> **What is expected**
Only lines containing the string "Performed" belong in the answer; find them in the records and copy them.

──────── Supplied data

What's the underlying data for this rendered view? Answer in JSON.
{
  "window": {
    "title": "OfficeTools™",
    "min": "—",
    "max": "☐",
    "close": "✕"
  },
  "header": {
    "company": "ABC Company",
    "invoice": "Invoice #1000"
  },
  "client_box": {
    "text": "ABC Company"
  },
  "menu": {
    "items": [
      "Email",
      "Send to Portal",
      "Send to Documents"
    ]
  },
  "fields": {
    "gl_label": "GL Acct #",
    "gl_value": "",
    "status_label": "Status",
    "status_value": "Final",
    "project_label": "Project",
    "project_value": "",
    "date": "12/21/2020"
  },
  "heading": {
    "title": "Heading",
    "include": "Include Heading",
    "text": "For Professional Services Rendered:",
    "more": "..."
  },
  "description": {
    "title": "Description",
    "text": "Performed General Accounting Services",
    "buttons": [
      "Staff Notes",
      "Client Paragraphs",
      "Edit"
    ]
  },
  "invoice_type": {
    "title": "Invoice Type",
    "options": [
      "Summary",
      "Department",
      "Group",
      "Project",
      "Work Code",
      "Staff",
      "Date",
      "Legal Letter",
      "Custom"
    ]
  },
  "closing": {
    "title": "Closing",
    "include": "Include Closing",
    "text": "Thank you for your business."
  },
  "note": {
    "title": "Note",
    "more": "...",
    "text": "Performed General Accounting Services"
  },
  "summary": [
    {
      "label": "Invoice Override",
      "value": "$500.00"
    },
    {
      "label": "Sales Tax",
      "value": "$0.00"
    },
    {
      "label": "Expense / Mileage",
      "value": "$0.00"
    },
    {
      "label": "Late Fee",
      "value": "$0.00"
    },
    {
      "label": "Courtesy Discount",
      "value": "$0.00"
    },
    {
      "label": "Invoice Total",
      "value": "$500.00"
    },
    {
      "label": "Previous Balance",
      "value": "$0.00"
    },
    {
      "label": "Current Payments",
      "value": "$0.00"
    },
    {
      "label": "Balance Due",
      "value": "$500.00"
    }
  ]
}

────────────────

> **Answer area**
    "text": "Performed General Accounting Services",
    "text": "Performed General Accounting Services"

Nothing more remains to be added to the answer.